WHAT YOU HAVE TO DO — Retype the records exactly.

RECORDS FOR THIS EXERCISE —

*** Begin section ***

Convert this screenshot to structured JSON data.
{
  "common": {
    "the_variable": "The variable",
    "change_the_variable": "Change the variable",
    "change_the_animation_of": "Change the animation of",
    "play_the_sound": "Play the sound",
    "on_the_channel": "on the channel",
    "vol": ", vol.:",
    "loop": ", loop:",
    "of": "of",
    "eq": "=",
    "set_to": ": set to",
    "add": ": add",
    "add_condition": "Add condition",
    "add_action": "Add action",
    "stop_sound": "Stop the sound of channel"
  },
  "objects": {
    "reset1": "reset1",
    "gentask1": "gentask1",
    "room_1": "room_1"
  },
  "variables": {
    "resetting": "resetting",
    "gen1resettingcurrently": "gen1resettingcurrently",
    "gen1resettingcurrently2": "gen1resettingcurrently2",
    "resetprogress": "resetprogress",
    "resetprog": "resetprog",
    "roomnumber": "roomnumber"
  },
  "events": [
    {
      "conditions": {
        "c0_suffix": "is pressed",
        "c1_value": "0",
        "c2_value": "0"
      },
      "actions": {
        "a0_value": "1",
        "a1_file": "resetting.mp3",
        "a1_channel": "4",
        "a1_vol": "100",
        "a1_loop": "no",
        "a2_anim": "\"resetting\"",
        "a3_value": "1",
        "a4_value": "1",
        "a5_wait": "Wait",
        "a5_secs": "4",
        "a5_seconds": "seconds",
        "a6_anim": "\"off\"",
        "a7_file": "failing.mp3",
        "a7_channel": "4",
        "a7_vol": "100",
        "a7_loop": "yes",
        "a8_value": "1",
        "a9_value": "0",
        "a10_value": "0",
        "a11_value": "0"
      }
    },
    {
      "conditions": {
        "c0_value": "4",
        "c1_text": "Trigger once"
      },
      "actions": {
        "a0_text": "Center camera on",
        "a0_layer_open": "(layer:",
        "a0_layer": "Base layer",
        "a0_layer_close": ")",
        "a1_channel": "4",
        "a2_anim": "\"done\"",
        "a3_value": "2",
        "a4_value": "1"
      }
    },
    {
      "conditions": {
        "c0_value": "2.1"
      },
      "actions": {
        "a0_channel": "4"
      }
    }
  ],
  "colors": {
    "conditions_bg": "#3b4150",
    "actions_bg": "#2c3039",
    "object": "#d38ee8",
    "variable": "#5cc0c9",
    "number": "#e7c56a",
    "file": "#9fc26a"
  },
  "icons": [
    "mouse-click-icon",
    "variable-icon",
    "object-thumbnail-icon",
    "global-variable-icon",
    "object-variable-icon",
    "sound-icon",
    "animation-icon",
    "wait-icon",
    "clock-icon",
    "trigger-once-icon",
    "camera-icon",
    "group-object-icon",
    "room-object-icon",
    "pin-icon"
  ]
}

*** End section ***

YOUR SOLUTION —
Convert this screenshot to structured JSON data.
{
  "common": {
    "the_variable": "The variable",
    "change_the_variable": "Change the variable",
    "change_the_animation_of": "Change the animation of",
    "play_the_sound": "Play the sound",
    "on_the_channel": "on the channel",
    "vol": ", vol.:",
    "loop": ", loop:",
    "of": "of",
    "eq": "=",
    "set_to": ": set to",
    "add": ": add",
    "add_condition": "Add condition",
    "add_action": "Add action",
    "stop_sound": "Stop the sound of channel"
  },
  "objects": {
    "reset1": "reset1",
    "gentask1": "gentask1",
    "room_1": "room_1"
  },
  "variables": {
    "resetting": "resetting",
    "gen1resettingcurrently": "gen1resettingcurrently",
    "gen1resettingcurrently2": "gen1resettingcurrently2",
    "resetprogress": "resetprogress",
    "resetprog": "resetprog",
    "roomnumber": "roomnumber"
  },
  "events": [
    {
      "conditions": {
        "c0_suffix": "is pressed",
        "c1_value": "0",
        "c2_value": "0"
      },
      "actions": {
        "a0_value": "1",
        "a1_file": "resetting.mp3",
        "a1_channel": "4",
        "a1_vol": "100",
        "a1_loop": "no",
        "a2_anim": "\"resetting\"",
        "a3_value": "1",
        "a4_value": "1",
        "a5_wait": "Wait",
        "a5_secs": "4",
        "a5_seconds": "seconds",
        "a6_anim": "\"off\"",
        "a7_file": "failing.mp3",
        "a7_channel": "4",
        "a7_vol": "100",
        "a7_loop": "yes",
        "a8_value": "1",
        "a9_value": "0",
        "a10_value": "0",
        "a11_value": "0"
      }
    },
    {
      "conditions": {
        "c0_value": "4",
        "c1_text": "Trigger once"
      },
      "actions": {
        "a0_text": "Center camera on",
        "a0_layer_open": "(layer:",
        "a0_layer": "Base layer",
        "a0_layer_close": ")",
        "a1_channel": "4",
        "a2_anim": "\"done\"",
        "a3_value": "2",
        "a4_value": "1"
      }
    },
    {
      "conditions": {
        "c0_value": "2.1"
      },
      "actions": {
        "a0_channel": "4"
      }
    }
  ],
  "colors": {
    "conditions_bg": "#3b4150",
    "actions_bg": "#2c3039",
    "object": "#d38ee8",
    "variable": "#5cc0c9",
    "number": "#e7c56a",
    "file": "#9fc26a"
  },
  "icons": [
    "mouse-click-icon",
    "variable-icon",
    "object-thumbnail-icon",
    "global-variable-icon",
    "object-variable-icon",
    "sound-icon",
    "animation-icon",
    "wait-icon",
    "clock-icon",
    "trigger-once-icon",
    "camera-icon",
    "group-object-icon",
    "room-object-icon",
    "pin-icon"
  ]
}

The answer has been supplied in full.